Any reduction in Bottle Bill funding would have a catastrophic impact on the local corps. The proposed reductions in funding for the Local Conservation Corps under CalRecycle’s most recent program report (January 2014) would result in Local Conservation Corps having to drastically reduce or eliminate altogether their recycling services provided to the community which simply cannot be replaced by commercial waste haulers. This would lead to higher rates of landfilling and reduced recycling rates locally – and potentially lead to Local Conservation Corps having to close their doors completely.

Under CalRecycle’s proposed funding cuts, the impacts on the local corps would be severe.

  • 742 jobs at local corps would be lost, which includes 649 corpsmember jobs statewide
  • 62% of those corpsmembers do not have a high school diploma and 90% are considered at-risk
  • The 13 certified local corps would have to abandon 6,800 recycling bins placed in government office, schools, restaurants and other customer locations
  • Put 106 recycling trucks and millions of dollars of equipment and infrastructure from balers to forklifts, conveyer belts to and other recycling machinery used for their regional recycling programs out-of-commission

Most importantly, reduced or eliminated Bottle Bill funding would effectively take away the local corps’ ability to leverage alternative funding ($4.8 million, collectively, in FY 2012/ 2013) for their programs, leaving them unable to rebound with alternative funding sources.

Local Corps have always been a part of California’s recycling program and we benefit the community directly. For decades we have employed our region’s most vulnerable youth in recycling collection, sorting, outreach, and education. They have helped to reduce litter, increase our recycling rate, increase our employment rate, and reduce hardship for our community’s high school dropouts, foster youth, and other at-risk young people. If the Bottle Bill funding is lost, our communities lose an invaluable program that provides green collar job training, academic instruction, and increased recycling for our community.

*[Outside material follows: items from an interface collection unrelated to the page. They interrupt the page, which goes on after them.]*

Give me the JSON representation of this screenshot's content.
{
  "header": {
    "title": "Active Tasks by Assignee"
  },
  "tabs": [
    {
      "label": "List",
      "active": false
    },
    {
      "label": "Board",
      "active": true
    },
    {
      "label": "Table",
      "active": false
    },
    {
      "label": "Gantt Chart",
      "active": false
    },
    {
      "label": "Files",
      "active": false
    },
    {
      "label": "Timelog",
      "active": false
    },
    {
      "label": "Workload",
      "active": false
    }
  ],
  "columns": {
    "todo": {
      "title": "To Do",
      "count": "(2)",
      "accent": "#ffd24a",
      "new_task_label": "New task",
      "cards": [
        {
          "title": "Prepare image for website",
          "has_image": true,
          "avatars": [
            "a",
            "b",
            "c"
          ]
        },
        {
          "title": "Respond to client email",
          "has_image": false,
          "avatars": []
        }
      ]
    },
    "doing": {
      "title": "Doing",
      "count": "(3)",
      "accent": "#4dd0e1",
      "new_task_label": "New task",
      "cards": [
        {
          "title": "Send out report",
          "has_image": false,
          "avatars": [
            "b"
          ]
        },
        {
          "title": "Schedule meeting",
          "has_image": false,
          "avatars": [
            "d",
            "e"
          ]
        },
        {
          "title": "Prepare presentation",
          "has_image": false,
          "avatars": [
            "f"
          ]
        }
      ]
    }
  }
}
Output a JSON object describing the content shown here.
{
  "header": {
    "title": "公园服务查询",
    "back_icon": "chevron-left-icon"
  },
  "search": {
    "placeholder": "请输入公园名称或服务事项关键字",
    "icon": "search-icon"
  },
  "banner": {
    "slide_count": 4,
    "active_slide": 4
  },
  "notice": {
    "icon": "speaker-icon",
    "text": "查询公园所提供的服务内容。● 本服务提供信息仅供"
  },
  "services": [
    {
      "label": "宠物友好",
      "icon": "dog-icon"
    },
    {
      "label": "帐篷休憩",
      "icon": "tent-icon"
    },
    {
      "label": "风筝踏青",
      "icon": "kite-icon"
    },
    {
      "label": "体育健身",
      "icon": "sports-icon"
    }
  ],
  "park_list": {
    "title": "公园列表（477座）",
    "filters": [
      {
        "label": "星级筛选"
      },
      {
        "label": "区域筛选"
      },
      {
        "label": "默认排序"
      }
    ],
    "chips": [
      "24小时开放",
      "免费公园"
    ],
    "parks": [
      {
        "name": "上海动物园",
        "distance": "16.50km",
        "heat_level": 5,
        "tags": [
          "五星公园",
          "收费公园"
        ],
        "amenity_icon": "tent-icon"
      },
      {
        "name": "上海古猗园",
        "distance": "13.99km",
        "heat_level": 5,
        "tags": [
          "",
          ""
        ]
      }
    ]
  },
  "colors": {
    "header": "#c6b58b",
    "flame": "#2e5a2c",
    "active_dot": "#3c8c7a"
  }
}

Solution

Under the Governor’s proposed budget for FY 14/15, Governor Brown is proposing to diversify the local corps’ funding by replacing our Bottle Bill funds with alternative recycling program revenues.

Specifically, the Governor is proposing to supplant $15 million of the local corps’ current Bottle Bill funding with $5 million from the Tire Recycling Management Fund, $8 million from the Electronic Waste Recovery and Recycling Account, and $2 million from the Used Oil Recycling Fund. In essence, the Governor is proposing to make program cuts to the bottle bill while maintaining current funding levels with recycling monies for the local corps.

The local corps are working with CalRecycle and the Legislature on this proposal to ensure that these new funds can continue to support our current recycling programs. If the State Budget is enacted with this proposal, it will take time for the local corps to make any necessary adjustments in our recycling programs and appropriately train our staff and corpsmembers.

Therefore, we are asking the Legislature to provide the local corps with Bottle Bill funding through FY 14/15 in conjunction with the new recycling revenues so we have time to transition to using the new recycling funding sources.